I am certainly not opposed to incentivizing the purchase of fuel efficient vehicles. In fact, I have suggested before that the government offer rebates for vehicles that achieve certain levels of fuel efficiency. You could pay for these rebates with a penny a gallon gas tax, which would bring in upwards of $1 billion a year. If you then turned around and used that money to offer $1,000 rebates on the first million cars sold each year (out of a total of 7-8 million passenger vehicles sold in the U.S.) that meet certain fuel efficiency standards, you would incentivize fuel efficiency.
Instead, what we have done is to reach into a seemingly bottomless well of deficit spending and offer up overly generous incentives to just those who were driving old clunkers that probably weren’t going to be on the road that much longer anyway. The fact that the first $1 billion was gone in less than a week should tip the government off that they were throwing far more money at this issue than was necessary.
That was the point of my recent post criticizing the Cash for Clunkers program. It isn’t that I don’t agree with the intent, it is just that we spent far too much for what was achieved. As I pointed out in that essay, based on the projections of fuel savings, we spent $13.89 for each gal/yr of gasoline saved. And by “spent”, I mean we increased the national credit card bill that is the deficit, and which we are going to hand to our children to pay. (Incidentally, that is by no means a partisan criticism; Bush ran up enormous deficits that will haunt us for years).

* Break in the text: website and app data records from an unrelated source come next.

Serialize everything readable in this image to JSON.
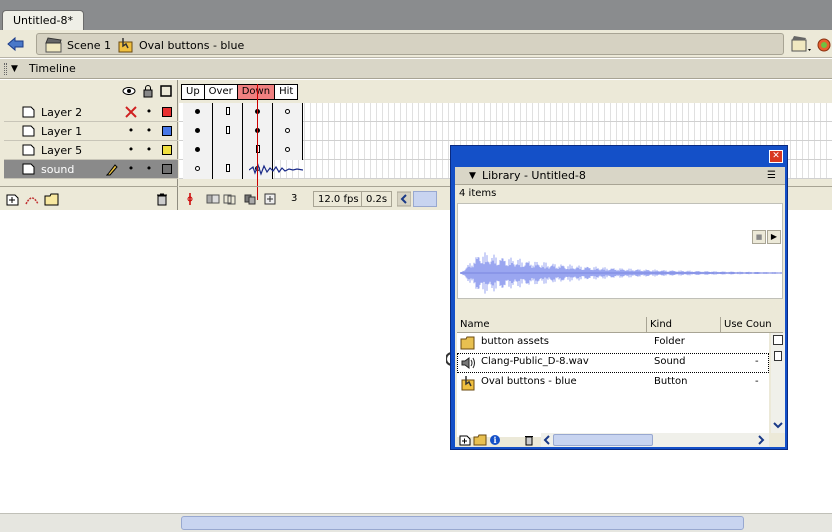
{
  "document": {
    "tab_title": "Untitled-8*"
  },
  "editbar": {
    "scene": "Scene 1",
    "symbol": "Oval buttons - blue"
  },
  "timeline": {
    "title": "Timeline",
    "frame_labels": [
      "Up",
      "Over",
      "Down",
      "Hit"
    ],
    "current_frame_label": "Down",
    "layers": [
      {
        "name": "Layer 2",
        "visibility": "x",
        "lock": "•",
        "color": "#e83030",
        "frames": [
          "dot",
          "rect",
          "dot",
          "ring"
        ]
      },
      {
        "name": "Layer 1",
        "visibility": "•",
        "lock": "•",
        "color": "#4878e8",
        "frames": [
          "dot",
          "rect",
          "dot",
          "ring"
        ]
      },
      {
        "name": "Layer 5",
        "visibility": "•",
        "lock": "•",
        "color": "#f0e040",
        "frames": [
          "dot",
          "",
          "rect",
          "ring"
        ]
      },
      {
        "name": "sound",
        "visibility": "•",
        "lock": "•",
        "color": "#707070",
        "frames": [
          "ring",
          "rect",
          "ring",
          "wave"
        ]
      }
    ],
    "status": {
      "frame": "3",
      "fps": "12.0 fps",
      "time": "0.2s"
    }
  },
  "library": {
    "title": "Library - Untitled-8",
    "count_text": "4 items",
    "columns": {
      "name": "Name",
      "kind": "Kind",
      "use_count": "Use Coun"
    },
    "items": [
      {
        "name": "button assets",
        "kind": "Folder",
        "use": "",
        "icon": "folder-icon"
      },
      {
        "name": "Clang-Public_D-8.wav",
        "kind": "Sound",
        "use": "-",
        "icon": "speaker-icon"
      },
      {
        "name": "Oval buttons - blue",
        "kind": "Button",
        "use": "-",
        "icon": "button-symbol-icon"
      }
    ]
  },
  "colors": {
    "accent": "#1450c8",
    "playhead": "#cc0000",
    "panel": "#ece9d8"
  }
}
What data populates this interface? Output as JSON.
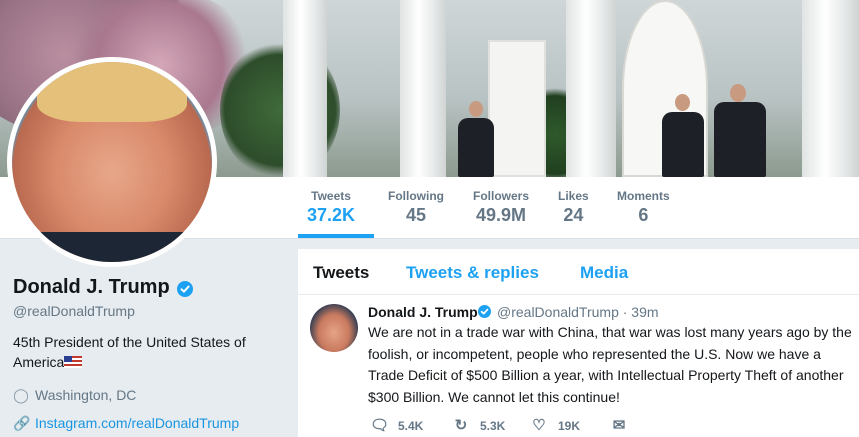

So there is my alternative to Cash for Clunkers. Increase gas taxes by a cent, and offer $1,000 rebates to everyone who meets specific fuel efficiency standards with their purchases. I would put a sliding scale on it so that cars that get 30 miles per gallon (mpg) get $1,000 and cars that get 40 mpg get $2,000. And if a penny a gallon wouldn’t pay for the program, increase it to two cents a gallon.
Boosting the fuel efficiency of the fleet should reduce gas consumption anyway, which means that even the most vehement anti-tax critic out there should see that the two cents may ultimately translate into a savings on the cost of gas. But it would also mean that we are paying for the program as we go along, instead of handing the bill to our children. We simply can’t continue to burden the next generation with debt, or their quality of life is going to be lower as a result of the choices we have made.
Note: As noted earlier, I am now in transition to Hawaii. I am not certain about how quickly I will have Internet access and reestablish communications. So this will be my last post for at least a few days, and maybe a week. I will be back online as soon as possible.